**Work instructions**
Every record below is to be retyped exactly, with any pictures left out.

**The input**
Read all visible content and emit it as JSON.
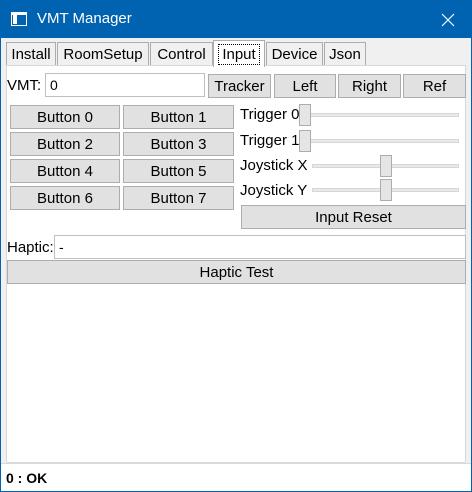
{
  "window": {
    "title": "VMT Manager"
  },
  "tabs": [
    {
      "label": "Install"
    },
    {
      "label": "RoomSetup"
    },
    {
      "label": "Control"
    },
    {
      "label": "Input"
    },
    {
      "label": "Device"
    },
    {
      "label": "Json"
    }
  ],
  "active_tab": "Input",
  "input": {
    "vmt_label": "VMT:",
    "vmt_value": "0",
    "mode_buttons": [
      "Tracker",
      "Left",
      "Right",
      "Ref"
    ],
    "buttons": [
      "Button 0",
      "Button 1",
      "Button 2",
      "Button 3",
      "Button 4",
      "Button 5",
      "Button 6",
      "Button 7"
    ],
    "sliders": [
      {
        "label": "Trigger 0",
        "value": 0.0
      },
      {
        "label": "Trigger 1",
        "value": 0.0
      },
      {
        "label": "Joystick X",
        "value": 0.5
      },
      {
        "label": "Joystick Y",
        "value": 0.5
      }
    ],
    "input_reset_label": "Input Reset",
    "haptic_label": "Haptic:",
    "haptic_value": "-",
    "haptic_test_label": "Haptic Test"
  },
  "status": {
    "text": "0 : OK"
  },
  "colors": {
    "accent": "#0063b1",
    "button_face": "#e1e1e1",
    "button_border": "#adadad",
    "window_bg": "#f0f0f0"
  }
}
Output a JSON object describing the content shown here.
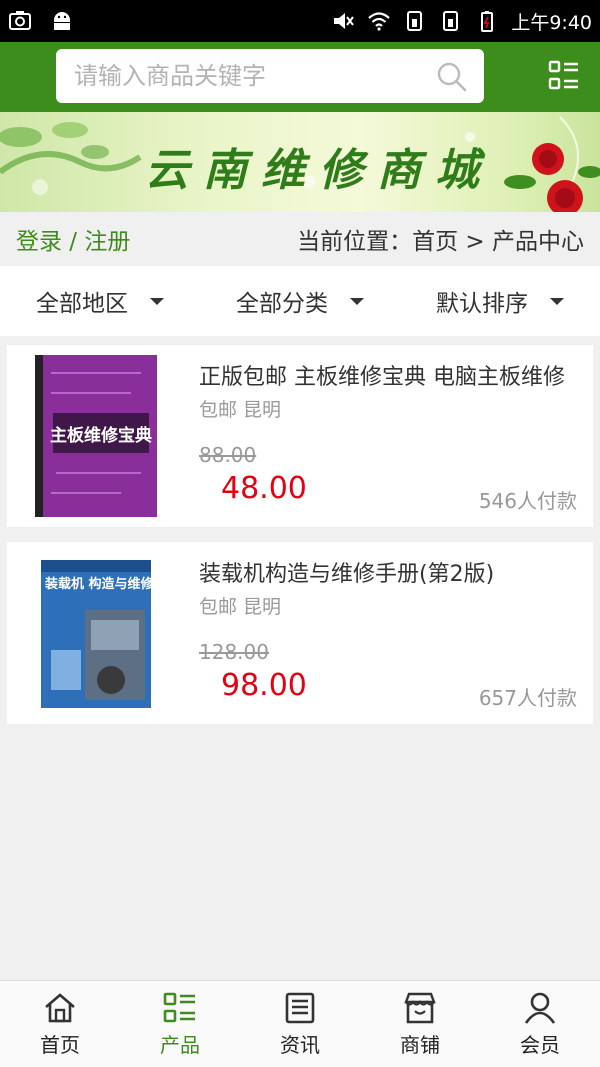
{
  "status_bar": {
    "time": "上午9:40"
  },
  "search": {
    "placeholder": "请输入商品关键字"
  },
  "banner": {
    "title": "云南维修商城"
  },
  "breadcrumb": {
    "login_register": "登录 / 注册",
    "location": "当前位置：首页 > 产品中心"
  },
  "filters": [
    {
      "label": "全部地区"
    },
    {
      "label": "全部分类"
    },
    {
      "label": "默认排序"
    }
  ],
  "products": [
    {
      "title": "正版包邮 主板维修宝典 电脑主板维修",
      "tags": "包邮 昆明",
      "original_price": "88.00",
      "price": "48.00",
      "paid": "546人付款",
      "cover_text": "主板维修宝典"
    },
    {
      "title": "装载机构造与维修手册(第2版)",
      "tags": "包邮 昆明",
      "original_price": "128.00",
      "price": "98.00",
      "paid": "657人付款",
      "cover_text": "装载机 构造与维修手册"
    }
  ],
  "nav": [
    {
      "label": "首页",
      "icon": "home-icon",
      "active": false
    },
    {
      "label": "产品",
      "icon": "product-list-icon",
      "active": true
    },
    {
      "label": "资讯",
      "icon": "news-icon",
      "active": false
    },
    {
      "label": "商铺",
      "icon": "shop-icon",
      "active": false
    },
    {
      "label": "会员",
      "icon": "member-icon",
      "active": false
    }
  ],
  "colors": {
    "brand_green": "#3d8d1c",
    "price_red": "#e60012"
  }
}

**Result**
Read all visible content and emit it as JSON.
{
  "window": {
    "title": "VMT Manager"
  },
  "tabs": [
    {
      "label": "Install"
    },
    {
      "label": "RoomSetup"
    },
    {
      "label": "Control"
    },
    {
      "label": "Input"
    },
    {
      "label": "Device"
    },
    {
      "label": "Json"
    }
  ],
  "active_tab": "Input",
  "input": {
    "vmt_label": "VMT:",
    "vmt_value": "0",
    "mode_buttons": [
      "Tracker",
      "Left",
      "Right",
      "Ref"
    ],
    "buttons": [
      "Button 0",
      "Button 1",
      "Button 2",
      "Button 3",
      "Button 4",
      "Button 5",
      "Button 6",
      "Button 7"
    ],
    "sliders": [
      {
        "label": "Trigger 0",
        "value": 0.0
      },
      {
        "label": "Trigger 1",
        "value": 0.0
      },
      {
        "label": "Joystick X",
        "value": 0.5
      },
      {
        "label": "Joystick Y",
        "value": 0.5
      }
    ],
    "input_reset_label": "Input Reset",
    "haptic_label": "Haptic:",
    "haptic_value": "-",
    "haptic_test_label": "Haptic Test"
  },
  "status": {
    "text": "0 : OK"
  },
  "colors": {
    "accent": "#0063b1",
    "button_face": "#e1e1e1",
    "button_border": "#adadad",
    "window_bg": "#f0f0f0"
  }
}
Output a JSON object describing the content shown here.
{
  "status_bar": {
    "time": "上午9:40"
  },
  "search": {
    "placeholder": "请输入商品关键字"
  },
  "banner": {
    "title": "云南维修商城"
  },
  "breadcrumb": {
    "login_register": "登录 / 注册",
    "location": "当前位置：首页 > 产品中心"
  },
  "filters": [
    {
      "label": "全部地区"
    },
    {
      "label": "全部分类"
    },
    {
      "label": "默认排序"
    }
  ],
  "products": [
    {
      "title": "正版包邮 主板维修宝典 电脑主板维修",
      "tags": "包邮 昆明",
      "original_price": "88.00",
      "price": "48.00",
      "paid": "546人付款",
      "cover_text": "主板维修宝典"
    },
    {
      "title": "装载机构造与维修手册(第2版)",
      "tags": "包邮 昆明",
      "original_price": "128.00",
      "price": "98.00",
      "paid": "657人付款",
      "cover_text": "装载机 构造与维修手册"
    }
  ],
  "nav": [
    {
      "label": "首页",
      "icon": "home-icon",
      "active": false
    },
    {
      "label": "产品",
      "icon": "product-list-icon",
      "active": true
    },
    {
      "label": "资讯",
      "icon": "news-icon",
      "active": false
    },
    {
      "label": "商铺",
      "icon": "shop-icon",
      "active": false
    },
    {
      "label": "会员",
      "icon": "member-icon",
      "active": false
    }
  ],
  "colors": {
    "brand_green": "#3d8d1c",
    "price_red": "#e60012"
  }
}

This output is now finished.